5Q's w/Alicia Wszelaki "The Newsletter" Director
#1: Can you describe your movie and why somebody should see it in less than 140 characters?
A Japan housewife builds an international magazine. After 30 years of publication, she must then reckon with what it means to be successful.
#2: What do you want the Borrego FilmFestival audience to know about your film that isn’t obvious from its title?
A person’s passion to create something can originate from many motivations in life. Yasuko, the publisher of the newsletter featured in this documentary, is no different. The philosophies of her life and of her staff offer insight about why her magazine is the way it is.
In a more meaningful way, however, “The Newsletter” also offers a perception as to why those that have a desire to create something, do so; no matter how modest or grandiose; no matter the odds or the consequences.
#3: What is your movie making background? Tell us about yourself.
Traveling the world has been my career. Hosting and producing travel films for Lonely Planet TV as well as Condé Nast Video has been a highlight. Whatever got me on the road, the road is where you could find me. However, my journeys haven’t always been for media production.
For example, while spending 46 days walking around Japan’s fourth largest island, Shikoku (1200km), and experiencing the Pilgrimage of The 88 Sacred Temples, that adventure didn’t include a motion picture camera in my backpack.
These days, along with my husband Matthew, (co-director of “The Newsletter”) we’re owners of the media company Path 88 Productions. The speciality of Path 88 is producing travel related documentaries and films. Our residence is Borrego Springs, CA. After visiting all corners of the planet it’s easy for us to admit Borrego Springs is one of the most beautiful places on it.
#4: What was the biggest lesson learned in getting your film made?
Learning that everyone, no matter who they are, has profound stories to share. This has been a quiet revelation. We all relate to each other. Discovering that emotional universal attachment between people, regardless of culture, is wonderful. Understanding it and applying it to storytelling is a fascinating process. Making stories that connect people to this bond is not easy. Becoming more accomplished in this aspect of filmmaking means a lot to me and my husband.
Also, we made “The Newsletter” by ourselves. Using two of our small consumer stills cameras, that also shoot video, we followed our protagonist around as long as it took to capture the footage. After that, it was a matter of putting in a lot of sweat-equity into the post-production process. Aside from the travel cost, the budget of the film was zero dollars. We made it with what we had. The largest expenses have been the fees we pay to submit the film to various festivals.
The fact that documentarians can create movies these days with nothing more than basically their ambition is wildly inspiring.
#5: What does the future hold for your film and you?
We have a few fun ideas for new films, as well as two other films already in the can, so there’s always a lot to do!

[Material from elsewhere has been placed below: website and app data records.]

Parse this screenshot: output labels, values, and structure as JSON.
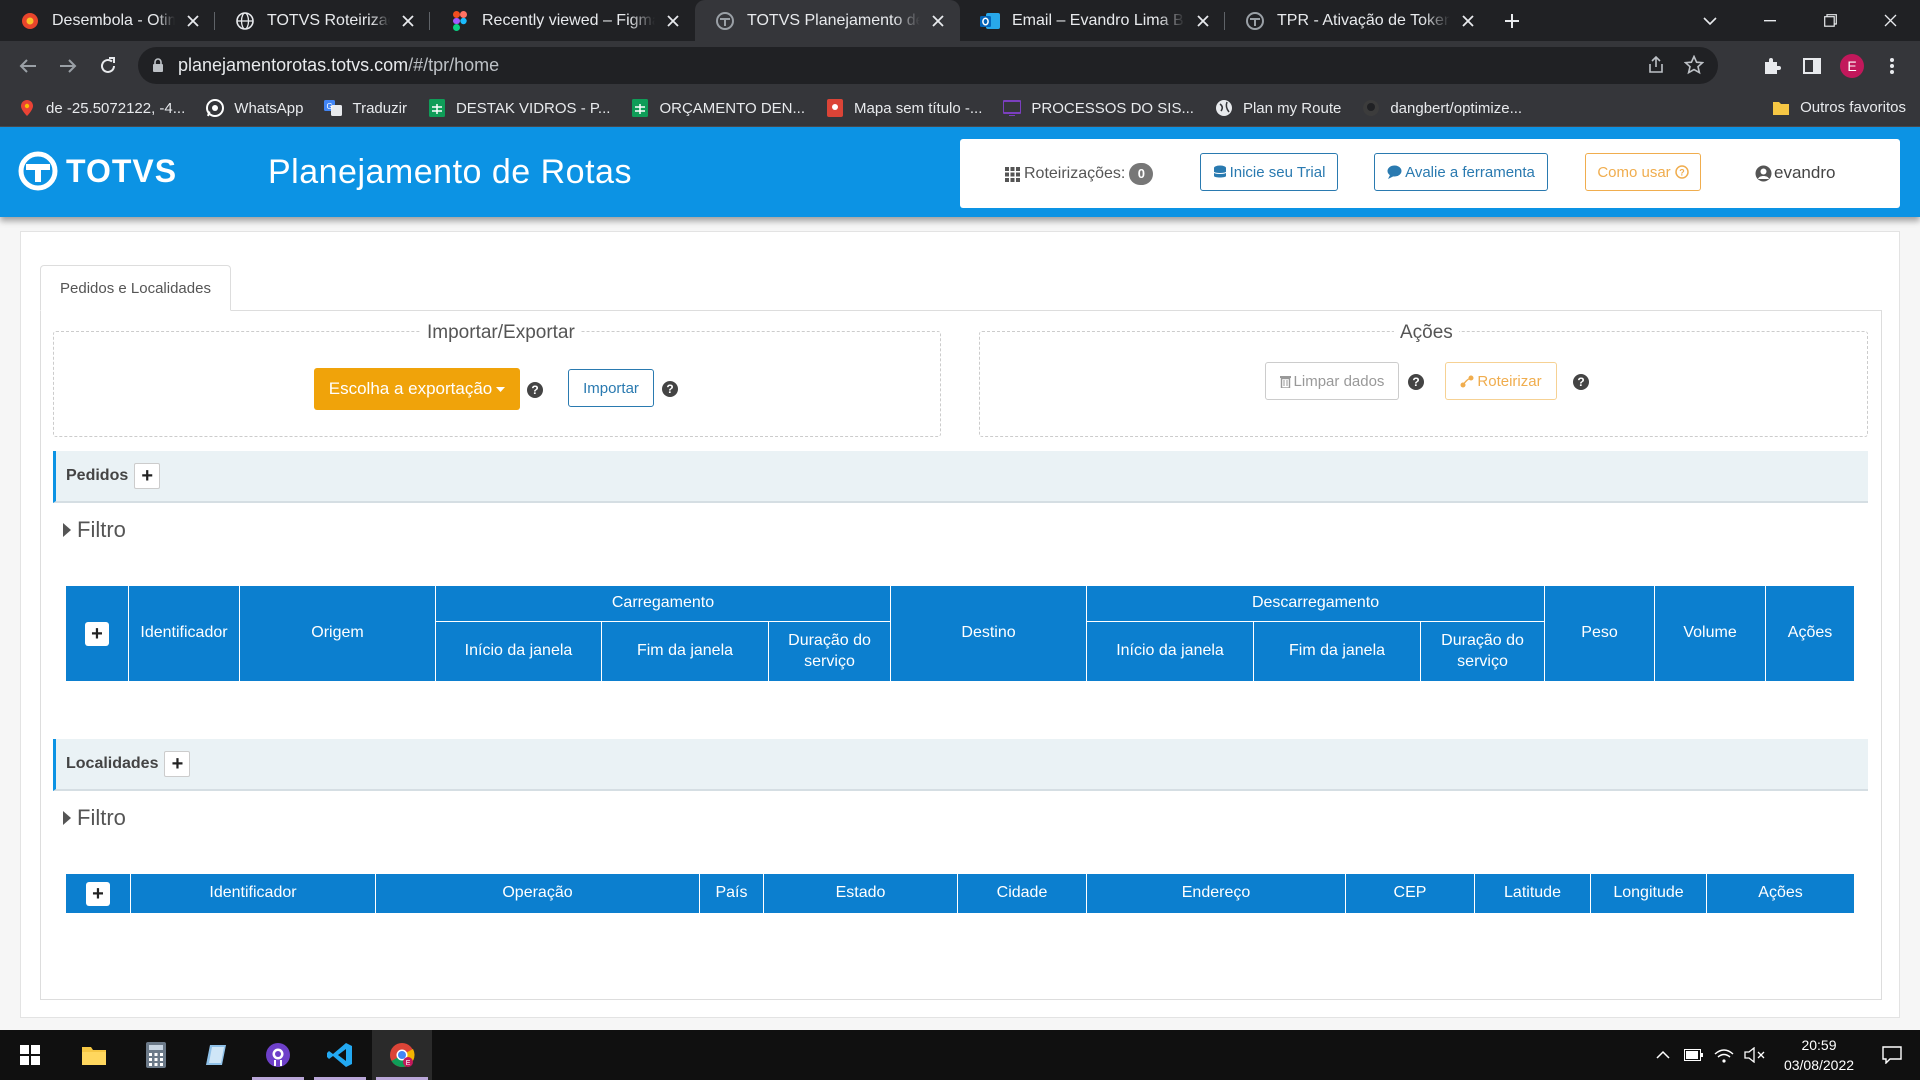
{
  "browser": {
    "tabs": [
      {
        "title": "Desembola - Otimize seu te",
        "icon": "desembola-icon",
        "active": false
      },
      {
        "title": "TOTVS Roteirização e Entreg",
        "icon": "globe-icon",
        "active": false
      },
      {
        "title": "Recently viewed – Figma",
        "icon": "figma-icon",
        "active": false
      },
      {
        "title": "TOTVS Planejamento de Ro",
        "icon": "totvs-icon",
        "active": true
      },
      {
        "title": "Email – Evandro Lima Barbo",
        "icon": "outlook-icon",
        "active": false
      },
      {
        "title": "TPR - Ativação de Token",
        "icon": "totvs-icon",
        "active": false
      }
    ],
    "url_host": "planejamentorotas.totvs.com",
    "url_path": "/#/tpr/home",
    "profile_initial": "E",
    "bookmarks": [
      {
        "label": "de -25.5072122, -4...",
        "icon": "maps-pin-icon"
      },
      {
        "label": "WhatsApp",
        "icon": "whatsapp-icon"
      },
      {
        "label": "Traduzir",
        "icon": "translate-icon"
      },
      {
        "label": "DESTAK VIDROS - P...",
        "icon": "sheets-icon"
      },
      {
        "label": "ORÇAMENTO DEN...",
        "icon": "sheets-icon"
      },
      {
        "label": "Mapa sem título -...",
        "icon": "map-marker-icon"
      },
      {
        "label": "PROCESSOS DO SIS...",
        "icon": "slides-icon"
      },
      {
        "label": "Plan my Route",
        "icon": "globe-icon"
      },
      {
        "label": "dangbert/optimize...",
        "icon": "github-icon"
      }
    ],
    "other_bookmarks": "Outros favoritos"
  },
  "header": {
    "brand": "TOTVS",
    "title": "Planejamento de Rotas",
    "routes_label": "Roteirizações:",
    "routes_count": "0",
    "trial_button": "Inicie seu Trial",
    "evaluate_button": "Avalie a ferramenta",
    "howto_button": "Como usar",
    "user": "evandro"
  },
  "main": {
    "tab_label": "Pedidos e Localidades",
    "import_export": {
      "legend": "Importar/Exportar",
      "export_button": "Escolha a exportação",
      "import_button": "Importar"
    },
    "actions": {
      "legend": "Ações",
      "clear_button": "Limpar dados",
      "route_button": "Roteirizar"
    },
    "orders": {
      "title": "Pedidos",
      "filter": "Filtro",
      "headers": {
        "identifier": "Identificador",
        "origin": "Origem",
        "loading": "Carregamento",
        "window_start": "Início da janela",
        "window_end": "Fim da janela",
        "service_duration": "Duração do serviço",
        "destination": "Destino",
        "unloading": "Descarregamento",
        "weight": "Peso",
        "volume": "Volume",
        "actions": "Ações"
      }
    },
    "locations": {
      "title": "Localidades",
      "filter": "Filtro",
      "headers": [
        "Identificador",
        "Operação",
        "País",
        "Estado",
        "Cidade",
        "Endereço",
        "CEP",
        "Latitude",
        "Longitude",
        "Ações"
      ]
    }
  },
  "taskbar": {
    "apps": [
      "file-explorer-icon",
      "calculator-icon",
      "notes-icon",
      "github-desktop-icon",
      "vscode-icon",
      "chrome-icon"
    ],
    "time": "20:59",
    "date": "03/08/2022"
  },
  "colors": {
    "brand_blue": "#0c93e4",
    "table_header": "#0c7fcf",
    "export_orange": "#f0a30a",
    "outline_blue": "#2a7ab0",
    "howto_orange": "#f0ad4e"
  }
}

In the meantime, being able to screen “The Newsletter” in front of film festival audiences is very exciting. It gives us the opportunity to understand what works and doesn’t work with the narrative we’ve built. Taking this wisdom forward in our careers keeps us energized for making more documentaries.